The film feels half-baked. Yet shockingly, at just over one hour and 40 minutes, may actually be too short! (Egad!). Although, arguably that long initial set-up could have been shortened or rearranged.
Blame the director? Not so fast! Director Josh Trank has publicly been critical of the finished product, claiming he had little or no say in the final cut, and that executives at 20th Century Fox essentially took over. Things have been getting even nastier in the press now, as reports of behind-the-scenes and off-the-set chaos abound. It's clear that something went terribly wrong. And that's most unfortunate.
However, I honestly wonder if "Fantastic Four" should have made it to theaters in the first place. It feels an awful lot like the pilot for a TV show. And it really should have been or still should be considered better suited for television. It could certainly be more promising than Marvel's current TV offering, "Agents of S.H.I.E.L.D."
This leads me back to what is now becoming my ongoing rant about superhero comic book movies, and what seems like a bombardment in cinemas of a new superhero franchise or sequel every single month.
A small percentage of these are amazing ("Guardians of The Galaxy"), some of it is promising ("Ant Man"), but a lot of it is complete and utter dreck. Marvel gets most of the blame because it's been leasing out the rights to its comic book characters to many different film studios, and everyone is trying to get a piece of the pie -- hence the sense that there's a ceaseless parade of these flicks every year.
Ironically, Marvel's archrival -- the more judicious and selective DC Comics -- has been gaining some ground with a slightly more conservative approach. DC has been having some better success at television, most recently with the well-regarded "The Flash" and "Gotham". And early reviews for its upcoming "Supergirl" are good, although bizarrely both "Gotham" and "Supergirl" will be pitted against each other on Monday nights this fall.
On the movie side, the most talked about and anticipated superhero comic book feature film in a long time appears to be "Batman v Superman" -- although I have a very bad feeling about that one.

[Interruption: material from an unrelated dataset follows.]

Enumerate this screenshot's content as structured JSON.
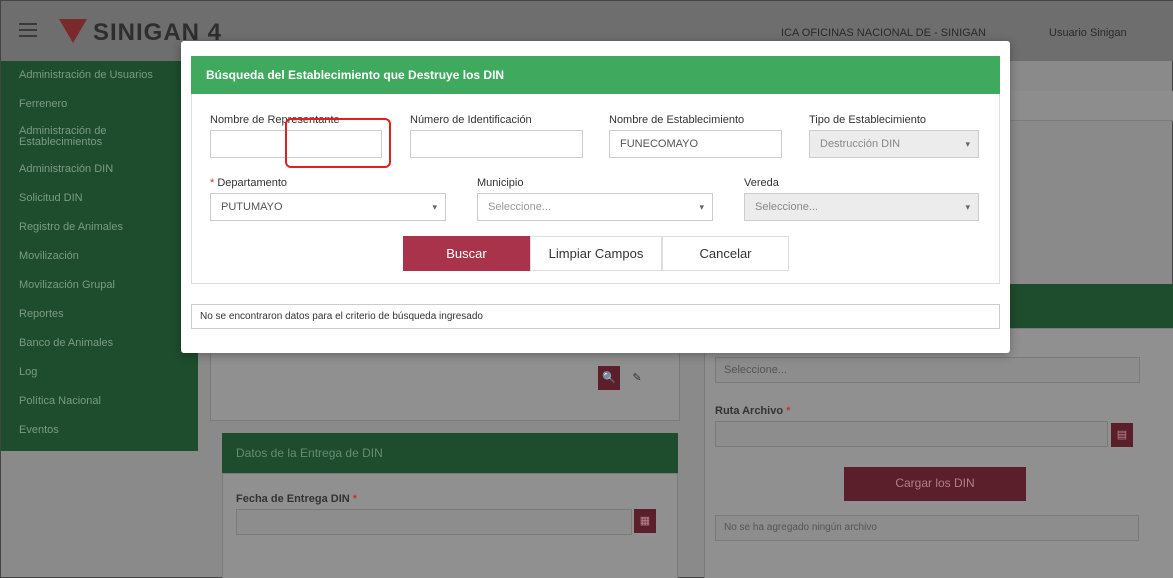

But at what point will all of this be too much? "Fantastic Four" is being called a flop, making only about $25 million ($65 million worldwide) in its opening weekend on its estimated budget of at least $120 million budget. (It opened second to the still-going-strong, and very exciting, "Mission: Impossible - Rogue Nation".)

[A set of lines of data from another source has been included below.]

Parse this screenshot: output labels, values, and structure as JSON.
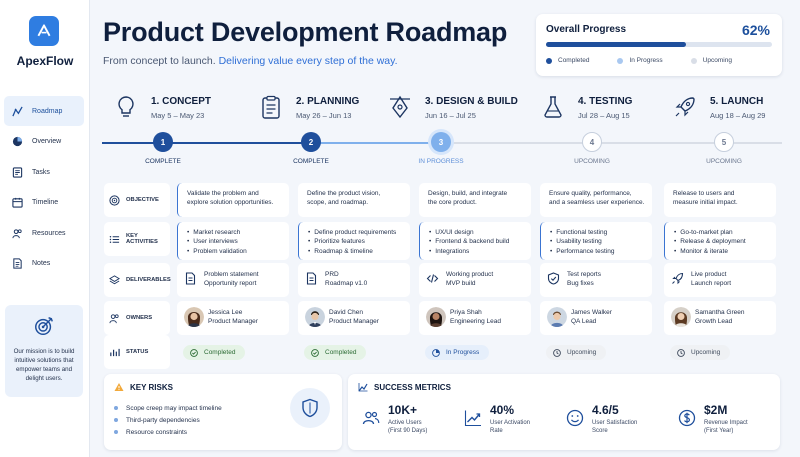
{
  "app": {
    "name": "ApexFlow"
  },
  "sidebar": {
    "items": [
      {
        "label": "Roadmap",
        "icon": "roadmap-icon",
        "active": true
      },
      {
        "label": "Overview",
        "icon": "pie-chart-icon"
      },
      {
        "label": "Tasks",
        "icon": "tasks-icon"
      },
      {
        "label": "Timeline",
        "icon": "calendar-icon"
      },
      {
        "label": "Resources",
        "icon": "people-icon"
      },
      {
        "label": "Notes",
        "icon": "notes-icon"
      }
    ],
    "mission": "Our mission is to build intuitive solutions that empower teams and delight users."
  },
  "header": {
    "title": "Product Development Roadmap",
    "subtitle_plain": "From concept to launch. ",
    "subtitle_highlight": "Delivering value every step of the way."
  },
  "overall_progress": {
    "title": "Overall Progress",
    "percent_label": "62%",
    "value": 0.62,
    "legend": [
      "Completed",
      "In Progress",
      "Upcoming"
    ]
  },
  "phases": [
    {
      "name": "1. CONCEPT",
      "dates": "May 5 – May 23",
      "number": "1",
      "status": "COMPLETE",
      "icon": "lightbulb-icon"
    },
    {
      "name": "2. PLANNING",
      "dates": "May 26 – Jun 13",
      "number": "2",
      "status": "COMPLETE",
      "icon": "clipboard-icon"
    },
    {
      "name": "3. DESIGN & BUILD",
      "dates": "Jun 16 – Jul 25",
      "number": "3",
      "status": "IN PROGRESS",
      "icon": "design-pen-icon"
    },
    {
      "name": "4. TESTING",
      "dates": "Jul 28 – Aug 15",
      "number": "4",
      "status": "UPCOMING",
      "icon": "flask-icon"
    },
    {
      "name": "5. LAUNCH",
      "dates": "Aug 18 – Aug 29",
      "number": "5",
      "status": "UPCOMING",
      "icon": "rocket-icon"
    }
  ],
  "rows": {
    "labels": {
      "objective": "OBJECTIVE",
      "activities": "KEY ACTIVITIES",
      "deliverables": "DELIVERABLES",
      "owners": "OWNERS",
      "status": "STATUS"
    },
    "objective": [
      [
        "Validate the problem and",
        "explore solution opportunities."
      ],
      [
        "Define the product vision,",
        "scope, and roadmap."
      ],
      [
        "Design, build, and integrate",
        "the core product."
      ],
      [
        "Ensure quality, performance,",
        "and a seamless user experience."
      ],
      [
        "Release to users and",
        "measure initial impact."
      ]
    ],
    "activities": [
      [
        "Market research",
        "User interviews",
        "Problem validation"
      ],
      [
        "Define product requirements",
        "Prioritize features",
        "Roadmap & timeline"
      ],
      [
        "UX/UI design",
        "Frontend & backend build",
        "Integrations"
      ],
      [
        "Functional testing",
        "Usability testing",
        "Performance testing"
      ],
      [
        "Go-to-market plan",
        "Release & deployment",
        "Monitor & iterate"
      ]
    ],
    "deliverables": [
      {
        "lines": [
          "Problem statement",
          "Opportunity report"
        ],
        "icon": "document-icon"
      },
      {
        "lines": [
          "PRD",
          "Roadmap v1.0"
        ],
        "icon": "document-icon"
      },
      {
        "lines": [
          "Working product",
          "MVP build"
        ],
        "icon": "code-icon"
      },
      {
        "lines": [
          "Test reports",
          "Bug fixes"
        ],
        "icon": "shield-check-icon"
      },
      {
        "lines": [
          "Live product",
          "Launch report"
        ],
        "icon": "rocket-icon"
      }
    ],
    "owners": [
      {
        "name": "Jessica Lee",
        "role": "Product Manager"
      },
      {
        "name": "David Chen",
        "role": "Product Manager"
      },
      {
        "name": "Priya Shah",
        "role": "Engineering Lead"
      },
      {
        "name": "James Walker",
        "role": "QA Lead"
      },
      {
        "name": "Samantha Green",
        "role": "Growth Lead"
      }
    ],
    "status": [
      {
        "label": "Completed",
        "kind": "ok"
      },
      {
        "label": "Completed",
        "kind": "ok"
      },
      {
        "label": "In Progress",
        "kind": "pr"
      },
      {
        "label": "Upcoming",
        "kind": "up"
      },
      {
        "label": "Upcoming",
        "kind": "up"
      }
    ]
  },
  "risks": {
    "title": "KEY RISKS",
    "items": [
      "Scope creep may impact timeline",
      "Third-party dependencies",
      "Resource constraints"
    ]
  },
  "metrics": {
    "title": "SUCCESS METRICS",
    "items": [
      {
        "value": "10K+",
        "label1": "Active Users",
        "label2": "(First 90 Days)",
        "icon": "users-icon"
      },
      {
        "value": "40%",
        "label1": "User Activation",
        "label2": "Rate",
        "icon": "trend-up-icon"
      },
      {
        "value": "4.6/5",
        "label1": "User Satisfaction",
        "label2": "Score",
        "icon": "smile-icon"
      },
      {
        "value": "$2M",
        "label1": "Revenue Impact",
        "label2": "(First Year)",
        "icon": "dollar-icon"
      }
    ]
  },
  "colors": {
    "primary": "#1f4f9c",
    "accent": "#2f7de1",
    "in_progress": "#7fb0ec",
    "upcoming": "#c6cfdd",
    "success": "#2b6b34"
  }
}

"Fantastic Four" could have been the victim of other bad reviews. But I wonder if the issue isn't just simply burnout. Because, regardless of whether it's Marvel or DC or whomever, these are all superhero comic book characters, and there are many similarities. And with all the reboots and sequels and spinoffs and prequels, it feels like we're seeing the same things over and over again!
If only the film studios would recognize that the more they continue to crank these out, the more they will become just like the evil corporations they so often rail against.

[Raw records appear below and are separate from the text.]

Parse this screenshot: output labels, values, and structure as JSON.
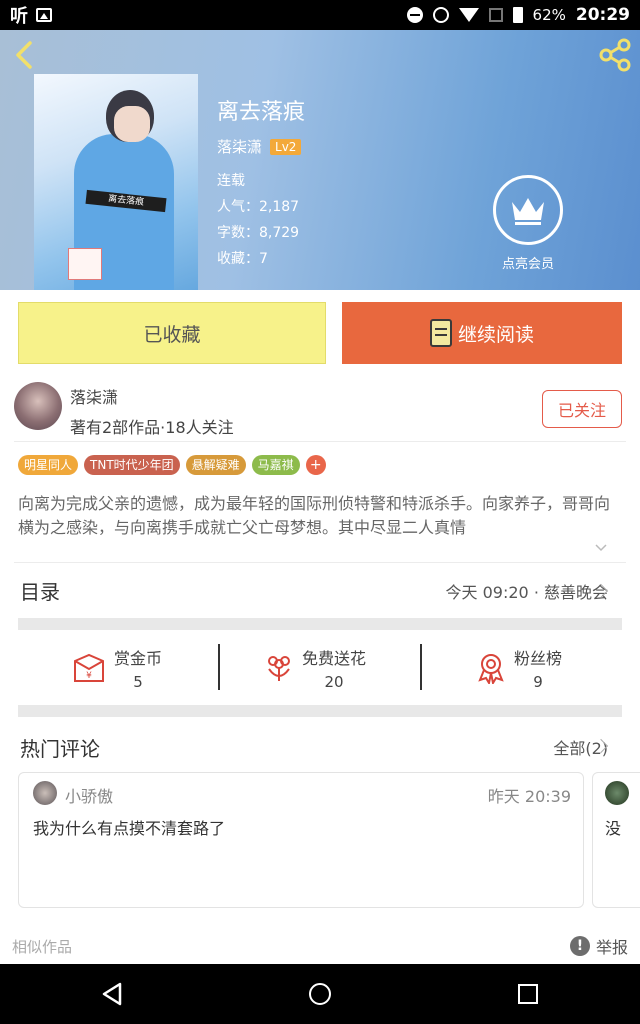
{
  "status_bar": {
    "app_glyph": "听",
    "battery": "62%",
    "time": "20:29"
  },
  "book": {
    "title": "离去落痕",
    "author": "落柒潇",
    "level": "Lv2",
    "status": "连载",
    "popularity": "人气：2,187",
    "word_count": "字数：8,729",
    "favorites": "收藏：7",
    "cover_text": "离去落痕",
    "vip_label": "点亮会员"
  },
  "actions": {
    "favorite_label": "已收藏",
    "read_label": "继续阅读"
  },
  "author_card": {
    "name": "落柒潇",
    "stats": "著有2部作品·18人关注",
    "follow_label": "已关注"
  },
  "tags": [
    {
      "label": "明星同人",
      "color": "#f0a83a"
    },
    {
      "label": "TNT时代少年团",
      "color": "#c9624f"
    },
    {
      "label": "悬解疑难",
      "color": "#d79a3a"
    },
    {
      "label": "马嘉祺",
      "color": "#8dbb4b"
    }
  ],
  "tag_add": "+",
  "description": "向离为完成父亲的遗憾，成为最年轻的国际刑侦特警和特派杀手。向家养子，哥哥向横为之感染，与向离携手成就亡父亡母梦想。其中尽显二人真情",
  "toc": {
    "title": "目录",
    "latest": "今天 09:20 · 慈善晚会"
  },
  "stats": [
    {
      "label": "赏金币",
      "value": "5",
      "icon": "red-envelope-icon"
    },
    {
      "label": "免费送花",
      "value": "20",
      "icon": "flower-icon"
    },
    {
      "label": "粉丝榜",
      "value": "9",
      "icon": "medal-icon"
    }
  ],
  "comments": {
    "title": "热门评论",
    "all_label": "全部(2)",
    "items": [
      {
        "user": "小骄傲",
        "time": "昨天 20:39",
        "text": "我为什么有点摸不清套路了"
      },
      {
        "user": "",
        "time": "",
        "text": "没"
      }
    ]
  },
  "footer": {
    "similar": "相似作品",
    "report": "举报",
    "report_icon_glyph": "!"
  },
  "colors": {
    "accent_orange": "#e8683e",
    "fav_yellow": "#f7f28a",
    "follow_red": "#e45b4a",
    "icon_red": "#d9453a"
  }
}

And soon almost four-fourths of us will be praying for any superhero -- or even a super villain -- to come and shut the whole thing down!
o Dwight Strachan is the host/producer of " Morning Blend" on Guardian Radio. He is a television producer and writer, and an avid TV history and film buff. Email email@example.com and follow him on twitter @morningblend969.
read more »